Roar writer AmanÂ Patel on the state of education in France and the UK.
Emmanuel Macron’s presidency has been rocked by the Yellow Vests, a movement of mass protests and riots. According to Gabriel Attal, a French government spokesperson, the movement is a reflection of years of social divide in France. In an effort to heal this social divide Macron is set to close the Ã‰cole Nationale dâ€™Administration. Also known as the ENA the Ã‰cole Nationale dâ€™Administration is an elite school in France that in recent years has become a fast-track for France’s elite to top public and private sector occupations. Macron, himself being one of its alumni, seeks to close the ENA and replace it with the Institute for Public Service (ISP). Future ISP graduates would have to prove their worth in other roles before taking the best administrative roles in the Civil Service. This is as opposed to the status quo that has developed where ENA graduates are automatically given top roles. Macron hopes that closing this school will have the effect of curbing the elite establishment’s domination of the administrative and public sector.
The brutal irony is that the ENA was founded with the purpose of democratising access to the civil service and breaking the hold of the nobility. Initially, things started well with “only” 45% of its students in the 1950s and 1960s being from France’s elite. However, over time this proportion increased to around 70% between 2005 and 2014. To make matters worse, the proportion of those from working-class families fell to only 6%. The ENA has ended up propagating and facilitating the elite’s hold on the public sector and civil service. The reason for this is that the ENA is a post-graduate university; in essence a finishing school. By the latter stages of further education, the elite’s disproportionate academic credentials as compared to the working class have already set in. No matter how supposedly meritocratic or socially diverse the new ISP attempts to be, provided it admits the most academically qualified candidates, as it should, these candidates will almost inevitably be disproportionately drawn from the elite.
An elite school educating a disproportionately privileged cohort who go on to take top public sector roles. Sounds pretty familiar does it not? The UK is far from innocent in this issue and is actually a really useful case study to explain why Macron’s reforms are not enough. According to data from the Sutton Trust, a charity and think thank, successful higher education applicants from independent schools obtain higher grades than non-selective state schools: ABB compared BCC. As a result, students from independent fee-paying schools are seven times more likely to be admitted into Oxford and Cambridge and twice as likely to be admitted into a Russell Group university. All this shakes out to mean one thing; private school students dominate top UK universities. As a result of this, the UK’s political class, which disproportionately draws from these top universities, is similar to that of France in that it heavily skews towards the economically privileged.

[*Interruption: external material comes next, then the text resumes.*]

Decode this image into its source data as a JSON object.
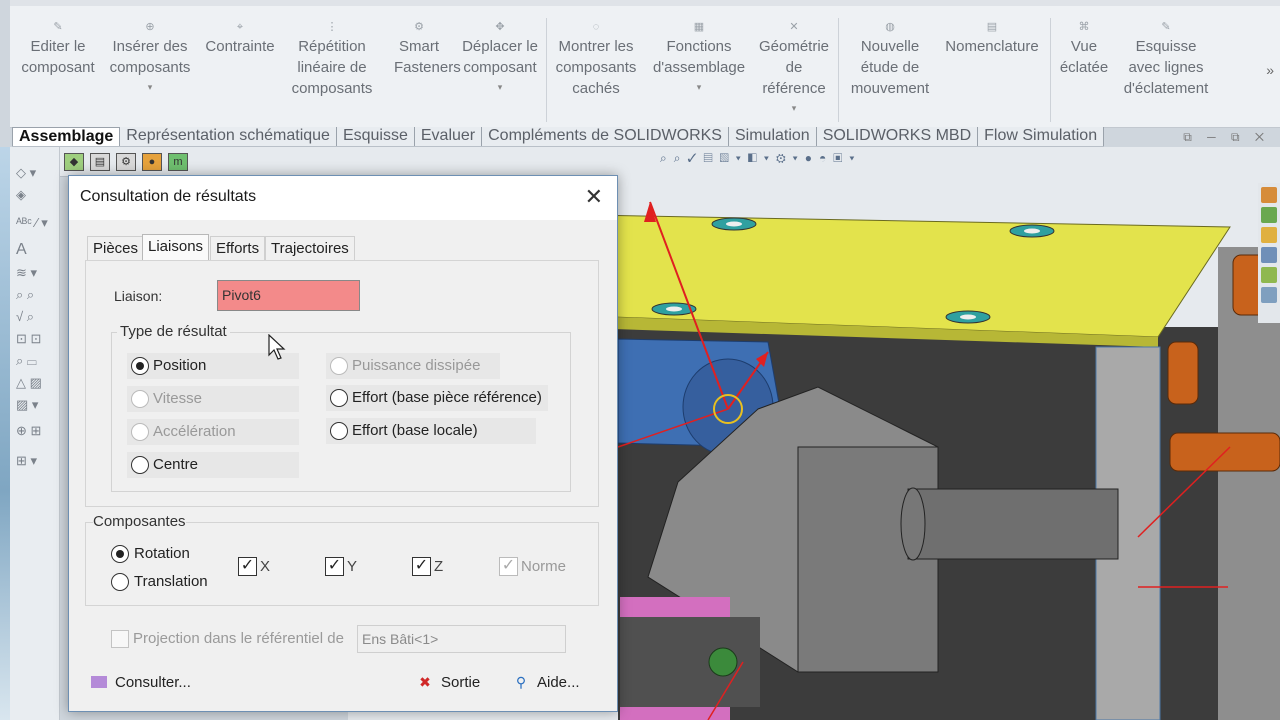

Russel Group universities and Oxbridge are, like the ENA, supposedly meritocratic institutions that admit students based on academic credentials. However, this is not all that universities admit on. Anyone who has written a personal statement knows that your extracurricular fluff is just as important as your academics. The work of Sam Friedman and Daniel Laurison demonstrated this brilliantly in their book, The Class Ceiling. Instead, the point is that looking at the issue from UK’s bottom-up rather than top-down perspective reveals a crucial point that Macron missed: a university that admits candidates from schools that skew towards the privileged will inevitably end up like Oxbridge or the ENA, no matter how supposedly meritocratic they aim to be.
The ENA, Oxbridge or Russel group universities are not the problem – the whole education system is.
So we have established that Macron’s top-down university reforms are not enough and that he would need a bottom-up approach. So what would this look like and which country can Macron look to as an example? Japan is this example. In Japan, teachers are hired not by individual schools but by the prefecture, in essence, the state or county, which then assigns the best teachers to the deprived areas and students that need them the most. In Japan, teachers in richer prefectures do not earn much more than those in poorer ones since the national government also contributes teacher wages. What this leads to is an education system in which the best teachers are not simply drawn to the best schools in the richest areas. There is no postcode lottery as there is in the UK. Notice how Japan does not try and bring the privileged down; instead, Japan uplifts the disadvantaged. They aren’t eating the rich and nor do they ban private institutions, they are just levelling the playing field in an inherently sensible way. The OECD has shown that in Japan, only 10% of the variance in test scores can be explained by the student’sÂ socio-economic background. In France, it is 20%. What this means is that a student’s grade is twice as influenced by their income and background in France as in Japan.
Emmanuel Macron seeks to ‘build a society of equal opportunities’ and extinguish the fires of social divide that spawned the Yellow Vests Movement. Unfortunately, closing the Ã‰cole Nationale dâ€™Administration is not the way to achieve this goal. Without bottom-up measures that uplift the disadvantaged, the Institute for Public Administration will become everything it strives to defeat.